Regularly conduct quality control checks to ensure that your team is performing their tasks correctly and meeting the required standards. This will help you identify any areas that need improvement and provide feedback to your team members, ultimately enhancing the overall quality of your services.
Equipment and Supplies
Having the right equipment and supplies is vital for conducting effective mold remediation projects. The specific equipment and supplies required may vary depending on the size and scope of your projects, but here are some essential items to consider:
Personal Protective Equipment (PPE): This includes items such as respirators, gloves, goggles, coveralls, and shoe covers. PPE is crucial for protecting your team members from mold spores and other potential hazards during remediation projects.
Containment Equipment: Containment is necessary to prevent the spread of mold spores during the removal process. Equipment such as plastic sheeting, zip walls, and negative air machines help create a controlled work area and ensure that mold spores are contained.
Air Filtration Devices: High-efficiency particulate air (HEPA) filters are essential for capturing mold spores and other airborne contaminants during the remediation process. Air scrubbers and HEPA vacuums help maintain clean and safe air quality throughout the project.
Moisture Detection and Measurement Tools: Moisture meters and thermal imaging cameras are crucial for identifying areas of excess moisture and potential mold growth. These tools help in assessing the extent of the problem and determining the most effective remediation strategies.
Cleaning and Disinfecting Supplies: Mold remediation requires specialized cleaning and disinfecting agents to effectively remove mold and prevent its reoccurrence. Ensure that you have access to industry-approved cleaning solutions and antimicrobial agents.
Dehumidifiers and Air Movers: These devices help in drying out the affected areas and preventing moisture buildup, which is essential for preventing future mold growth.
Always ensure that your equipment is well-maintained and regularly inspected for optimal performance. Develop a maintenance schedule and keep records of inspections and repairs to ensure that your equipment is safe and in good working condition.
Building Relationships with Suppliers and Contractors
Establishing strong relationships with suppliers and contractors is crucial for the success of your mold remediation business. Reliable suppliers ensure that you have access to high-quality equipment, tools, and supplies, while trusted contractors can provide specialized services that you may need for certain projects.
Research and identify reputable suppliers who offer quality products at competitive prices. Establish relationships with them to ensure consistent availability of the items you need. Consider factors such as delivery times, product warranties, and the supplier’s reputation for customer service.

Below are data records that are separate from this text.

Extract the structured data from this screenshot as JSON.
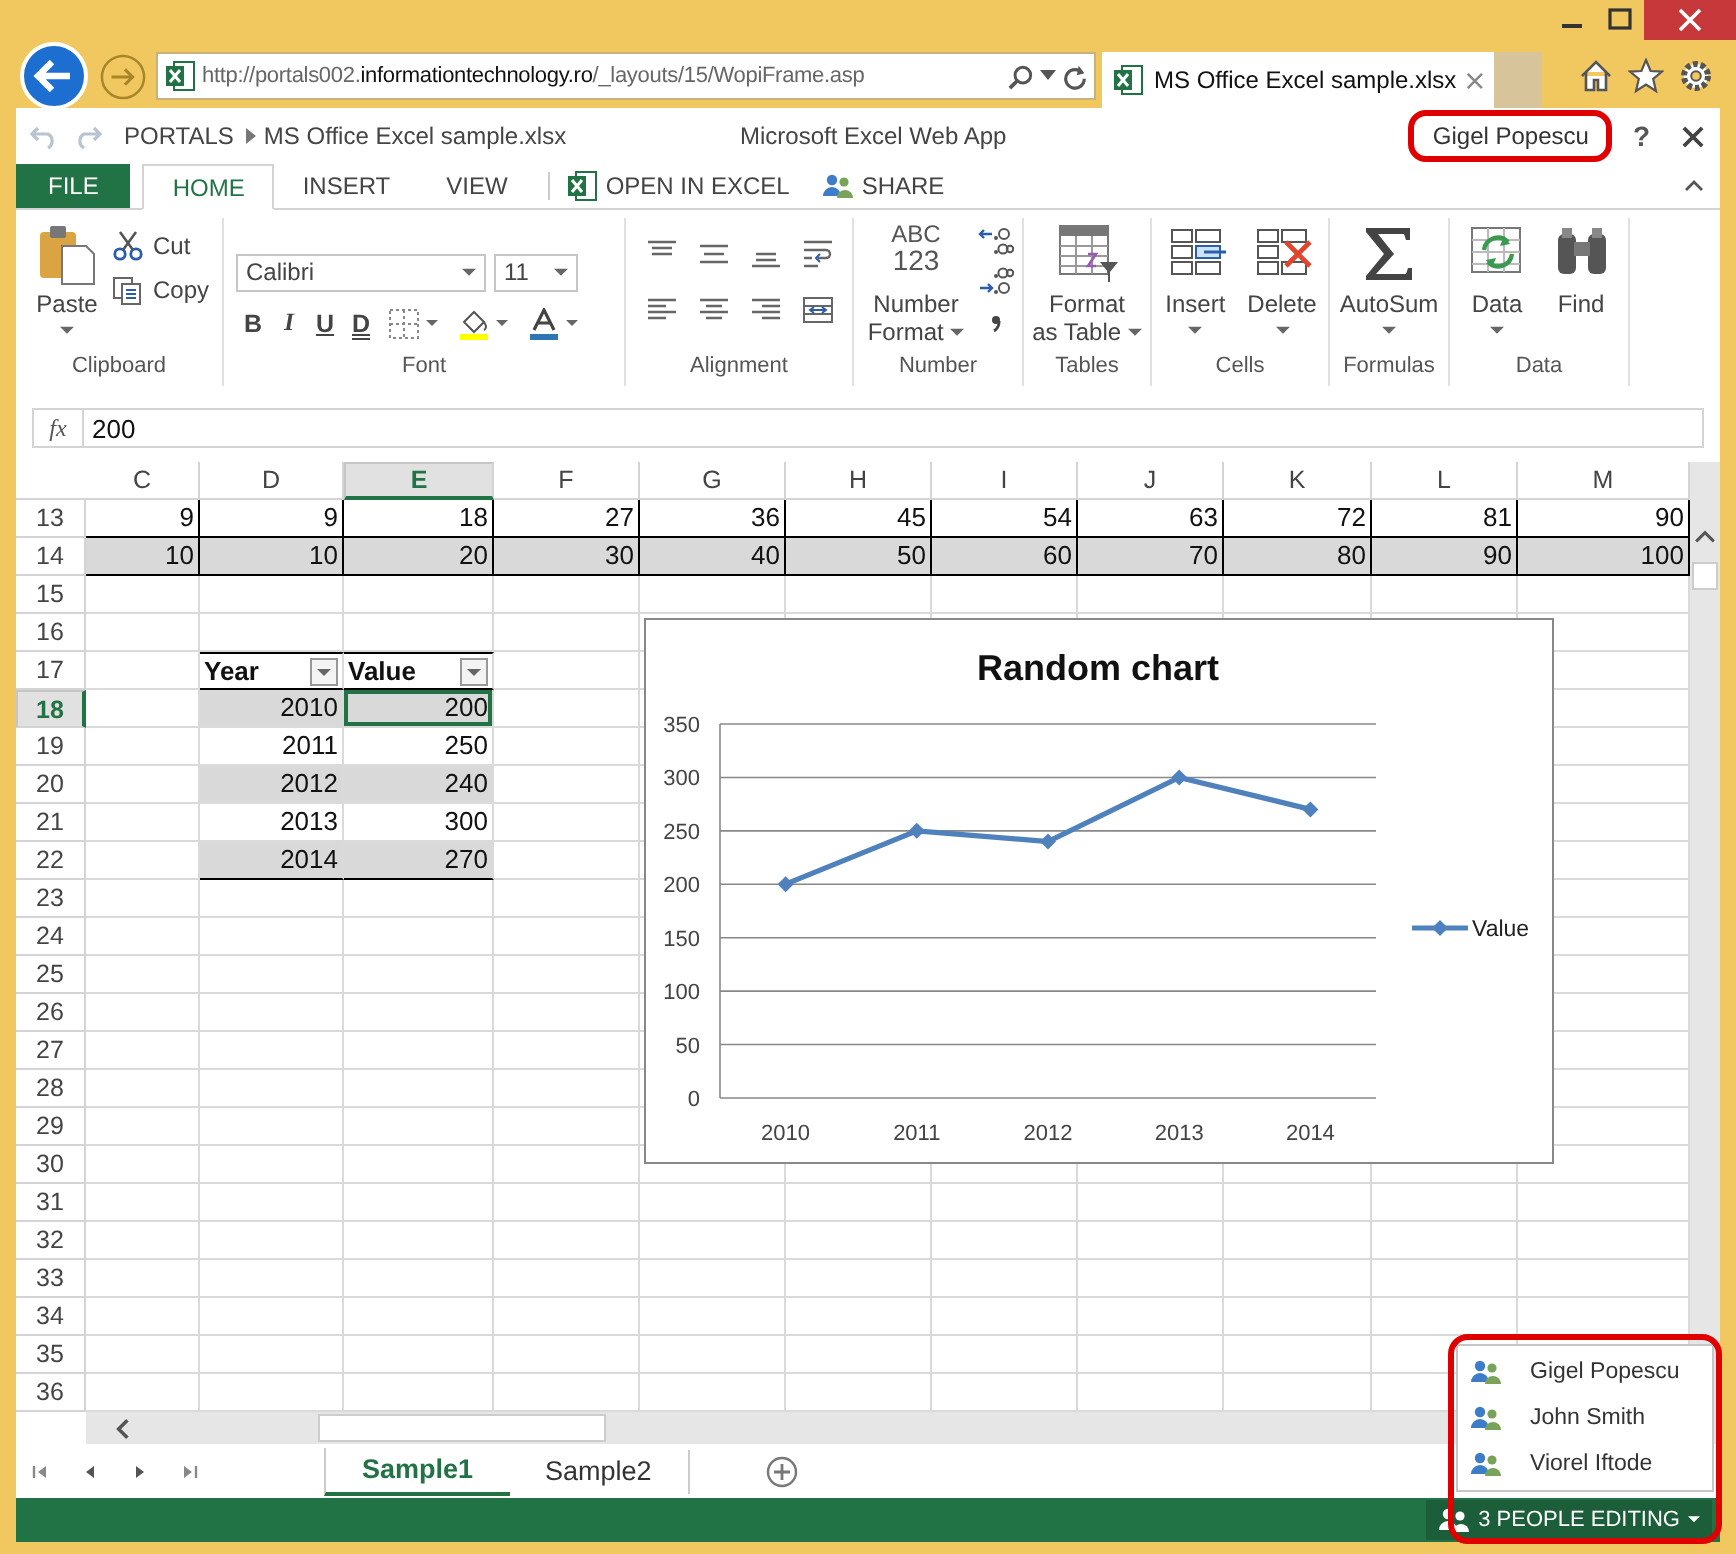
{
  "browser": {
    "url_start": "http://portals002.",
    "url_domain": "informationtechnology.ro",
    "url_rest": "/_layouts/15/WopiFrame.asp",
    "tab_title": "MS Office Excel sample.xlsx"
  },
  "app_bar": {
    "breadcrumb": [
      "PORTALS",
      "MS Office Excel sample.xlsx"
    ],
    "title": "Microsoft Excel Web App",
    "user": "Gigel Popescu",
    "user_highlighted": true,
    "help": "?"
  },
  "ribbon_tabs": [
    {
      "label": "FILE",
      "kind": "file",
      "selected": false
    },
    {
      "label": "HOME",
      "kind": "tab",
      "selected": true
    },
    {
      "label": "INSERT",
      "kind": "tab",
      "selected": false
    },
    {
      "label": "VIEW",
      "kind": "tab",
      "selected": false
    },
    {
      "label": "OPEN IN EXCEL",
      "kind": "open_in_excel",
      "selected": false
    },
    {
      "label": "SHARE",
      "kind": "share",
      "selected": false
    }
  ],
  "ribbon": {
    "clipboard": {
      "label": "Clipboard",
      "paste": "Paste",
      "cut": "Cut",
      "copy": "Copy"
    },
    "font": {
      "label": "Font",
      "family": "Calibri",
      "size": "11",
      "bold": "B",
      "italic": "I",
      "underline": "U",
      "double_underline": "D"
    },
    "alignment": {
      "label": "Alignment"
    },
    "number": {
      "label": "Number",
      "icon_text": [
        "ABC",
        "123"
      ],
      "button": [
        "Number",
        "Format"
      ]
    },
    "tables": {
      "label": "Tables",
      "button": [
        "Format",
        "as Table"
      ]
    },
    "cells": {
      "label": "Cells",
      "insert": "Insert",
      "delete": "Delete"
    },
    "formulas": {
      "label": "Formulas",
      "autosum": "AutoSum"
    },
    "data": {
      "label": "Data",
      "data": "Data",
      "find": "Find"
    }
  },
  "formula_bar": {
    "label": "fx",
    "value": "200"
  },
  "sheet": {
    "columns": [
      {
        "name": "C",
        "selected": false
      },
      {
        "name": "D",
        "selected": false
      },
      {
        "name": "E",
        "selected": true
      },
      {
        "name": "F",
        "selected": false
      },
      {
        "name": "G",
        "selected": false
      },
      {
        "name": "H",
        "selected": false
      },
      {
        "name": "I",
        "selected": false
      },
      {
        "name": "J",
        "selected": false
      },
      {
        "name": "K",
        "selected": false
      },
      {
        "name": "L",
        "selected": false
      },
      {
        "name": "M",
        "selected": false
      }
    ],
    "rows": [
      {
        "number": "13",
        "selected": false,
        "shaded": false,
        "cells": [
          "9",
          "9",
          "18",
          "27",
          "36",
          "45",
          "54",
          "63",
          "72",
          "81",
          "90"
        ]
      },
      {
        "number": "14",
        "selected": false,
        "shaded": true,
        "cells": [
          "10",
          "10",
          "20",
          "30",
          "40",
          "50",
          "60",
          "70",
          "80",
          "90",
          "100"
        ]
      },
      {
        "number": "15",
        "selected": false
      },
      {
        "number": "16",
        "selected": false
      },
      {
        "number": "17",
        "selected": false
      },
      {
        "number": "18",
        "selected": true
      },
      {
        "number": "19",
        "selected": false
      },
      {
        "number": "20",
        "selected": false
      },
      {
        "number": "21",
        "selected": false
      },
      {
        "number": "22",
        "selected": false
      },
      {
        "number": "23",
        "selected": false
      },
      {
        "number": "24",
        "selected": false
      },
      {
        "number": "25",
        "selected": false
      },
      {
        "number": "26",
        "selected": false
      },
      {
        "number": "27",
        "selected": false
      },
      {
        "number": "28",
        "selected": false
      },
      {
        "number": "29",
        "selected": false
      },
      {
        "number": "30",
        "selected": false
      },
      {
        "number": "31",
        "selected": false
      },
      {
        "number": "32",
        "selected": false
      },
      {
        "number": "33",
        "selected": false
      },
      {
        "number": "34",
        "selected": false
      },
      {
        "number": "35",
        "selected": false
      },
      {
        "number": "36",
        "selected": false
      }
    ],
    "table": {
      "header": [
        "Year",
        "Value"
      ],
      "rows": [
        {
          "year": "2010",
          "value": "200",
          "shaded": true
        },
        {
          "year": "2011",
          "value": "250",
          "shaded": false
        },
        {
          "year": "2012",
          "value": "240",
          "shaded": true
        },
        {
          "year": "2013",
          "value": "300",
          "shaded": false
        },
        {
          "year": "2014",
          "value": "270",
          "shaded": true
        }
      ]
    },
    "chart": {
      "chart_data": {
        "type": "line",
        "title": "Random chart",
        "categories": [
          "2010",
          "2011",
          "2012",
          "2013",
          "2014"
        ],
        "series": [
          {
            "name": "Value",
            "color": "#4f81bd",
            "marker": "diamond",
            "values": [
              200,
              250,
              240,
              300,
              270
            ]
          }
        ],
        "ylim": [
          0,
          350
        ],
        "yticks": [
          0,
          50,
          100,
          150,
          200,
          250,
          300,
          350
        ],
        "grid": true
      }
    }
  },
  "sheet_tabs": [
    {
      "label": "Sample1",
      "selected": true
    },
    {
      "label": "Sample2",
      "selected": false
    }
  ],
  "editors": {
    "expanded": true,
    "highlighted": true,
    "people": [
      "Gigel Popescu",
      "John Smith",
      "Viorel Iftode"
    ],
    "button": "3 PEOPLE EDITING"
  }
}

For specialized services, such as HVAC cleaning or structural repairs, build relationships with contractors who have expertise in these areas. Collaborating with trusted subcontractors allows you to expand your service offerings without having to invest in additional resources or training.

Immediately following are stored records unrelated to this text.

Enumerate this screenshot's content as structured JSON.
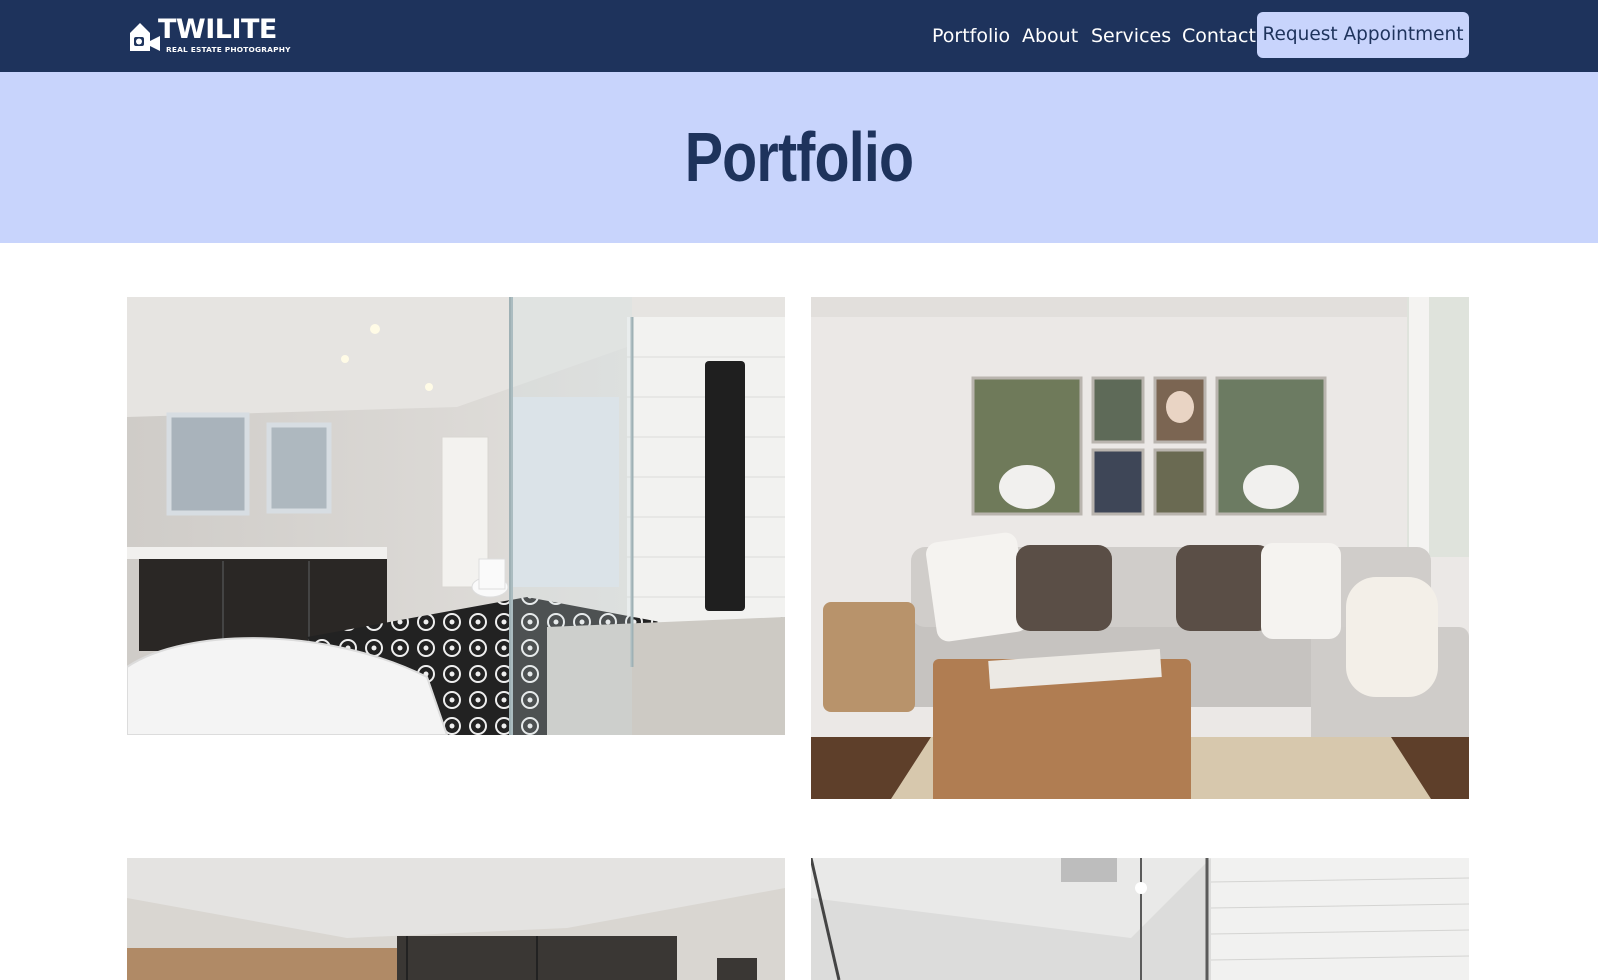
{
  "brand": {
    "name": "TWILITE",
    "tagline": "REAL ESTATE PHOTOGRAPHY",
    "logo_icon": "house-camera-icon"
  },
  "nav": {
    "items": [
      {
        "label": "Portfolio"
      },
      {
        "label": "About"
      },
      {
        "label": "Services"
      },
      {
        "label": "Contact"
      }
    ],
    "cta_label": "Request Appointment"
  },
  "hero": {
    "title": "Portfolio"
  },
  "colors": {
    "nav_bg": "#1e335c",
    "accent": "#c8d4fc",
    "title": "#1e335c"
  },
  "gallery": {
    "photos": [
      {
        "subject": "bathroom-photo"
      },
      {
        "subject": "living-room-photo"
      },
      {
        "subject": "bedroom-photo"
      },
      {
        "subject": "shower-photo"
      }
    ]
  }
}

When working with suppliers and contractors, maintain open lines of communication and establish clear expectations. Regularly evaluate their performance and address any concerns promptly. Building strong relationships with reliable suppliers and contractors will contribute to the overall success and efficiency of your mold remediation projects.
In the next section, we will explore the aspects of marketing and growing your mold remediation business, including branding, online presence, and strategies for attracting and retaining customers.